Louise Harrold roadtests the brand new urban retreat set in the 16th-century former vaults of Bristol Harbour Hotel
A spa review cannot be considered a chore by any stretch of the imagination but (and excuse any sounds of entitlement here) there comes a point where if you have partaken in spa days previously, they can all start to feel a little…. samey. They can feel all the more so when in a hotel spa; sometimes these spaces are a bit of an afterthought and busier in terms of foot traffic than the hotel lobby itself.
Time spent at the recently opened Harbour Hotel spa on Corn Street, however, is an altogether different affair. I was excited about the invitation, as I had visited previously when the spa was still very much in the construction stage and although there had been enthusiastic projections voiced for each of the underground spaces, it was a hard one to envisage.
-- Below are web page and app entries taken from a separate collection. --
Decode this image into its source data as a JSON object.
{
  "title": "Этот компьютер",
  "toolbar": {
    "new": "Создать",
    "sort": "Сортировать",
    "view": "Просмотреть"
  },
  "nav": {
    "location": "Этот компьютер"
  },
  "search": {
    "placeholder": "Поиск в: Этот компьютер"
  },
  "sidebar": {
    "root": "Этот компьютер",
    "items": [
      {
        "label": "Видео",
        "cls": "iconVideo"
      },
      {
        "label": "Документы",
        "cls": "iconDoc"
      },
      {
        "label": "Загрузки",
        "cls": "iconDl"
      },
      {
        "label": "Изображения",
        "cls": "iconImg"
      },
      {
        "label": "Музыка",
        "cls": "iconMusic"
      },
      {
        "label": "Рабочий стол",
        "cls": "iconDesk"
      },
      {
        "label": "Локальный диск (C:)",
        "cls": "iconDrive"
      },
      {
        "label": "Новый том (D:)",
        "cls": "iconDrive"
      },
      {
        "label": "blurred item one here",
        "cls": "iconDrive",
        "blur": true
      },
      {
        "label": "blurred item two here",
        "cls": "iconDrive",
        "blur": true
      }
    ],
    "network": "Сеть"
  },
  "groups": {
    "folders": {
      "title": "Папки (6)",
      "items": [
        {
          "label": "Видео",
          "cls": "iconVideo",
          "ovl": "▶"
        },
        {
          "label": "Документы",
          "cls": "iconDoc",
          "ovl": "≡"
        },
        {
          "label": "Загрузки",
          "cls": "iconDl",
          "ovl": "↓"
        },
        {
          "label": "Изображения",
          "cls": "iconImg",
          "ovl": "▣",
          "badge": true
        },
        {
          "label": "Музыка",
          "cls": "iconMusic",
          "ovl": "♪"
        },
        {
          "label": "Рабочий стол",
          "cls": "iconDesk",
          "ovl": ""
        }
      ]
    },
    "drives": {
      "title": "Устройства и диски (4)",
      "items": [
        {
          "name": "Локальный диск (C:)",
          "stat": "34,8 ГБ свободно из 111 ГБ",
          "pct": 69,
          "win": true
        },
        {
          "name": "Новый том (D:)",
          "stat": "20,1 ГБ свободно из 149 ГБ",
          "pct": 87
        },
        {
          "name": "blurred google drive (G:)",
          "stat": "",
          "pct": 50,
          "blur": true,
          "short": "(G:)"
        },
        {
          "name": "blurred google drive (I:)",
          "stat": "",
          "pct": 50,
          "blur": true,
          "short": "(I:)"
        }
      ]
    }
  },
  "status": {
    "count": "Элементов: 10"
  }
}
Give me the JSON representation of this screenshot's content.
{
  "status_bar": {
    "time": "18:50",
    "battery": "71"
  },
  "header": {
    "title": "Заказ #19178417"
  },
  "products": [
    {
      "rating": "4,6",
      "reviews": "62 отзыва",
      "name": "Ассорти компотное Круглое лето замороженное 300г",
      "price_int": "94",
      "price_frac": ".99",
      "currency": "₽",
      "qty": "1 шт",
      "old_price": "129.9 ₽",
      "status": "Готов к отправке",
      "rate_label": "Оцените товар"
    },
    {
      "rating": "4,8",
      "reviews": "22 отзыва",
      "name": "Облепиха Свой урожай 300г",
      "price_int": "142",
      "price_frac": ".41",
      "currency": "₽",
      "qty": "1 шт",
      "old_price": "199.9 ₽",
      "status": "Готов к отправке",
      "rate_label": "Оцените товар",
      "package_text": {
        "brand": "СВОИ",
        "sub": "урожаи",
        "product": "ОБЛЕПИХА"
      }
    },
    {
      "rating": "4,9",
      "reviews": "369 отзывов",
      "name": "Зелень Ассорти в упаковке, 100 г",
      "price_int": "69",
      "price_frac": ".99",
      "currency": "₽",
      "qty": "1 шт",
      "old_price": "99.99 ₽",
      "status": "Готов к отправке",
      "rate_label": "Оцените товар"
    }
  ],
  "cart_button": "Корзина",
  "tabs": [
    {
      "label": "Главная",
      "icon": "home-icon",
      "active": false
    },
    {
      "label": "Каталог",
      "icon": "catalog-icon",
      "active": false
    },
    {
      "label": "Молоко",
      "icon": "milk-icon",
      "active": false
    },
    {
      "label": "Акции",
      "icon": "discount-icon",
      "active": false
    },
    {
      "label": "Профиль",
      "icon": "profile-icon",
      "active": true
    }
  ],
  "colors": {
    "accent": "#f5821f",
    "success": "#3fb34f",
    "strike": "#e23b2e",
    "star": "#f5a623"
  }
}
Cut to one afternoon last week and I am guided by the hotel concierge to the steps leading down underground to the spa. As I descend I immediately lose sense of where exactly I am (this will be a recurring theme once we get to the treatments) and am greeted by the glow of flickering candlelight and my therapist, with robe and slippers in outstretched arms.
The treatments I am to review come under the ‘Ocean Spa Package’; at £185 this is one of the pricier packages on offer, though there is a range of individual treatments that can be booked on their own, from £45. But sometimes the full whammy is precisely what’s required, and once I am ensconced in fluffy spa attire, I am led to the treatment room where the afternoon will begin.
My therapist first takes me through a questionnaire about any health conditions. While this is happening I receive one of the first parts of the package – a foot massage. Usually I find these to be a bit of a faff and something-of-nothing, but this one is disconcertingly effective and I find myself relaxing even while being asked about any skin concerns I may have (“Many”, I want to wail).
Questions answered and feet pink and soft from the soak, it is time to de-robe (gracefully) and hop on to the treatment table (not so gracefully). I am going to be on said table for a little over two hours and while that seems a tad excessive to a very fidgety person such as myself, I soon come to realise all sense of time will soon be lost.
The first element of the treatment involves a skin brush, used – quite forcibly – all over the body to ‘wake’ the circulatory and lymphatic systems. Next I am given a full body polish with a seaweed product to eliminate pesky toxins, and afterwards, a mandarin and orange scrub which not only smells divine but leaves my skin so buffed that I surreptitiously run a finger over my limbs every time the therapist’s back is turned.
I could quite easily be satisfied at this point, but on we move to the next part of the treatment; a traditional Swedish massage. Having never had one of these before, I am most intrigued by the process and afterwards, utterly convinced by it. Using massage oil, the therapist begins work on my muscles, and while no limb is left out, the main focus of her attention is my neck, shoulders and the entirety of my usually knotted back. Using her weight to apply pressure, her knuckles and wrists go to work to alleviate any muscular tension, even easing some aches and pains I seemingly did not know I had.
Here the next point of course would be a scalp massage which I feel comfortable enough to politely decline – instead opting to have 10 minutes of lying in solitude, and honestly not recalling a time that I felt more relaxed.
When the therapist returns, we move on to the concluding part of the treatment – the personalised facial – and it is here that the inevitable finally happens and I fall asleep. From what I remember before this happened, the facial was excellent. Using an array of products that complemented my skin type, we had cleansed, we had scrubbed and we had just got to the massage when I suddenly became conscious of what I hope was a soft and delicate snore (are they ever though?) and aware that, with only two of us in the room, it had most definitely come from me. I need not have worried; discretion is key to a good therapist, and I think perhaps a snore can be considered a compliment in these situations.
Either way, the experience was coming to an end, and I was left alone to gather my thoughts, and some dignity. Waiting until my therapist left the room, I did that quick examination in the mirror that we all do, and was greeted by the unmistakable glow of someone who has been thoroughly indulged…